- I personally draw inspiration from the collective efforts and diversity of the team. There are not many things as satisfying when a group of people rally behind a common goal, challenging the status quo and having a bias for action to remain responsive to what our customers want, with an end goal of showing them what they did not know they could have. Collaboration is more than simply cooperating and learning from each other; it involves a shared vision, mutual respect, and an in-depth understanding of each other’s role in a project with the goal of achieving excellent business outcomes.
- Times have changed, work has changed, and so have the rules of leadership. Leadership drives change and in order to transform a business radically, that transformation must be owned. Leading and the role played in shaping the future of a business must be intentional.
- The world might have changed, but the things that truly matter have not, and that is true connection. Teams must be empowered with care to evolve with agility (simplifying the business and making it more agile), delivering strategic value and ensuring customer satisfaction.
- It is essential to be compassionate, but it cannot be at the cost of personal mental health. It is necessary to set boundaries and do everything possible to ensure those boundaries are respected.
- Also, to acknowledge, my MBA studies fed my natural instincts to read more literature, which immensely exposed me to various subject matters, and of which unconsciously assisted me in continually investigating best business practices.
What are your future plans and what part will your MBA play in that future?

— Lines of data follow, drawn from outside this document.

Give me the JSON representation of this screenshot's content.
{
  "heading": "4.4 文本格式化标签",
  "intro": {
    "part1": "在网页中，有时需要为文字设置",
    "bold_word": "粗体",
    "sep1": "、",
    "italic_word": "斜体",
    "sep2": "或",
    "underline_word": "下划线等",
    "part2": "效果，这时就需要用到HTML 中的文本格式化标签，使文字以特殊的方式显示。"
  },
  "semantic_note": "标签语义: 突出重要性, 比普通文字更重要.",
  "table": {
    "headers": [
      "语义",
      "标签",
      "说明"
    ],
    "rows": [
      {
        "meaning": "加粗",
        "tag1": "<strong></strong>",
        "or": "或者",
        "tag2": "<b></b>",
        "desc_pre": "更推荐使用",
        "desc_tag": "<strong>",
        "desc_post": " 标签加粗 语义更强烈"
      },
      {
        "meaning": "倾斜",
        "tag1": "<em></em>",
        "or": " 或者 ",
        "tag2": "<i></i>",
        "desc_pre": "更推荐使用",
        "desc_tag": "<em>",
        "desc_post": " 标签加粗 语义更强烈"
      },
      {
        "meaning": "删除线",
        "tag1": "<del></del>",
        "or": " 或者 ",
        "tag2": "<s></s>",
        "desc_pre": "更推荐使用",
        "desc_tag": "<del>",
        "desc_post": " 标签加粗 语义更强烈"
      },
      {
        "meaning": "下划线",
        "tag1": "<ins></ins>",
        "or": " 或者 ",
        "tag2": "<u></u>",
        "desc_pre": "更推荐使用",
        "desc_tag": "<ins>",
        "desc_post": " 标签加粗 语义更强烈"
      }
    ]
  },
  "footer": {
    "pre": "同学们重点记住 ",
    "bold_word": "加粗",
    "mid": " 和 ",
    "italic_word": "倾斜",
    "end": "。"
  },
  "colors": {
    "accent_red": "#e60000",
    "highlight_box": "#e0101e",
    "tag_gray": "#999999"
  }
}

Although I joined Old Mutual post-completion of my Grade 12 (High school certification), in the past few years I was privileged to be part of a dynamic team that created a new division within the greater Old Mutual, called Old Mutual Finance.
Looking back with a keen eye and a reflective mind, there were many challenges over the past few years, but knowing that through much effort, perseverance, persistence, and resilience, we built a collaborative and successful business with beautiful people and a great culture. I am proud and my heart is filled with gratitude, appreciation, and fulfillment.
Old Mutual Finance is part of my DNA, therefore, my future plan is to continue striving to make Old Mutual Finance a place where magic lives – a business that positively changes the lives of our people and customers.
My MBA taught me to be more efficient with my time, to dedicate focused time to reflect and recharge, whilst also adopting a growth mindset, and a willingness to learn, re-learn and unlearn.
Through my MBA learnings, I continuously strive to impart the theory of Action Learning to enable effective, creative solutions and smart decision-making on how to overcome and solve complex problems. Action Learning creates a solid platform on which to share and learn from each other, as it encourages the development of not only the team but also each individual that makes up the team. Since this process exposes team members to others with unique skill sets and views, it makes it possible to develop problem-solving skills in a unique process.
Achieving my MBA is a major life-changing event. The knowledge, experience, and lessons learnt from the Action Learning methodology will continue to influence my strategic decision-making and the way I manage teams where I demonstrate my commitment to fostering a culture of growth, and care, and showing my continued support to employees in moments that matter the most. Also having a progressive leadership style is another way where I can implement my learnings by embracing change, our culture, and the transformational journey of diversity and inclusion.
Read the first interview with Ivor De Kock, Business Leader in Action: Ivor De Kock